WSJ's Health Blog devotes a post to some of the craziness surrounding the side effects that are being reported all of a sudden.
In case you've not been paying attention, there have been two waves of adverse event reports starting with reports of neuropsychiatric effects, such as suicide and depression. Now there are reports of convulsions in drivers and even simple personal accidents. The FAA banned pilots from taking the drug and sales of Chantix (varenicline) are collapsing.
I am not a fan of big pharma and only rarely do I become a grudging apologist, but I will take a healthy skeptical approach to the situation and shoot from the comfort of my lounge chair.
Part of this tempest is a study by the Institute For Safe Medicine Practices, which is involved in a new pilot method of reporting adverse events. As far as I understand, the pilot involves quarterly analysis of the Adverse Event Reporting (AER) Database, which accepts electronic side effect reports.
All adverse events are recorded and linked to a drug. At the point that a report, or any number of reports are made, there can be no assumption of causation. There are a set of epidemiological principles for establishing causation out of associations.
There is an additional problem that is well-known with voluntary reporting mechanisms... the same thing that customer service people know. A few people who squawk the most have the potential of skewing your results. Electronic reporting should make reporting more complete and thus less susceptible to the bias introduced by voluntary reporting. On the other hand, one could hypothesize that electronic reporting amplifies distortions in public perception.
Once a few reports are made, such that an association is reported in the media, things may snowball. People may begin report minimal events that they would not have otherwise reported or events that they did not consider to report. The media is incapable of shading nuances of association and causation or the real meaning of a further investigation by the FDA. Once reports exist, the FDA and the ISMP have no choice but to issue warning statements.

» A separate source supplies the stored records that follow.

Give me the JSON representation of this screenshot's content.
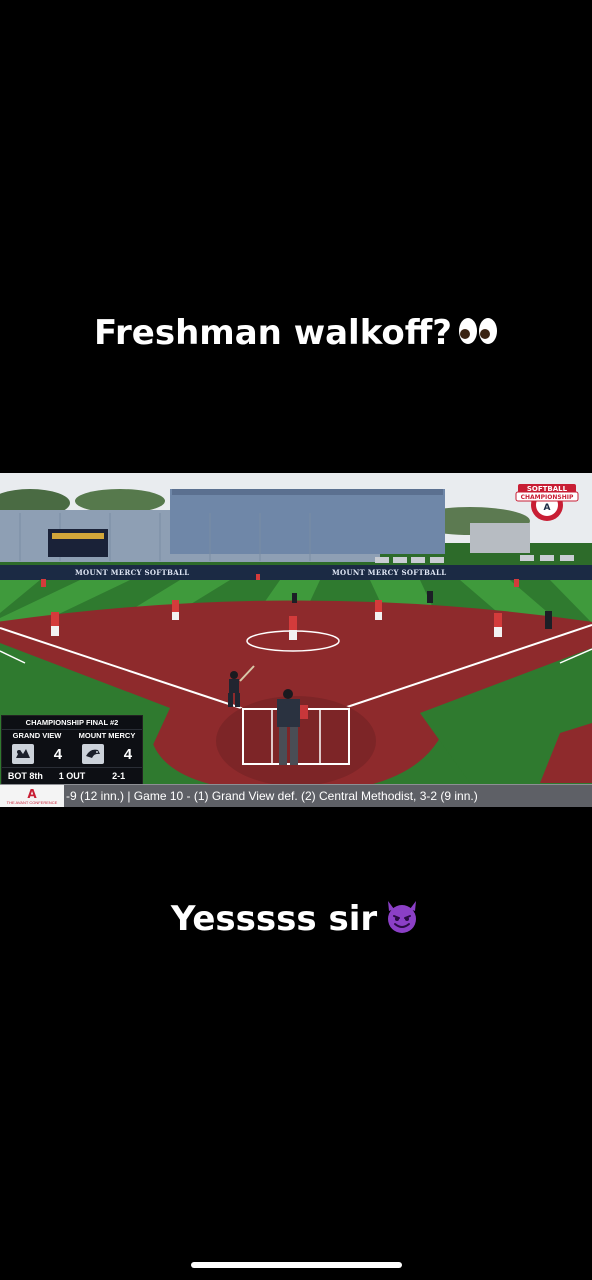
{
  "post": {
    "caption_top": "Freshman walkoff?",
    "caption_top_emoji": "eyes-emoji",
    "caption_bottom": "Yesssss sir",
    "caption_bottom_emoji": "smiling-devil-emoji"
  },
  "video": {
    "outfield_sign": "MOUNT MERCY SOFTBALL",
    "event_logo_line1": "SOFTBALL",
    "event_logo_line2": "CHAMPIONSHIP",
    "scorebug": {
      "title": "CHAMPIONSHIP FINAL #2",
      "away_team": "GRAND VIEW",
      "home_team": "MOUNT MERCY",
      "away_score": "4",
      "home_score": "4",
      "inning": "BOT 8th",
      "outs": "1 OUT",
      "count": "2-1"
    },
    "ticker": {
      "logo_letter": "A",
      "sponsor_text": "THE AVANT CONFERENCE",
      "text": "-9 (12 inn.) |  Game 10 - (1) Grand View def.  (2) Central Methodist, 3-2 (9 inn.)"
    }
  },
  "colors": {
    "background": "#000000",
    "grass_dark": "#2f7a2f",
    "grass_light": "#3f9a3c",
    "infield_clay": "#8e2a2c",
    "wall_navy": "#1b2a44",
    "ticker_bg": "#5e6066"
  }
}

That does not mean varenicline is a bad drug, nor that it is more unsafe than continuing to smoke. It does mean that a new monitoring system is functioning as designed (assuming it is not being manipulated or introducing worse biases than it was intended to prevent.) We will have more information about adverse events for new drugs sooner and more accurately, for the benefit of empowered consumers.
Why should sales go down?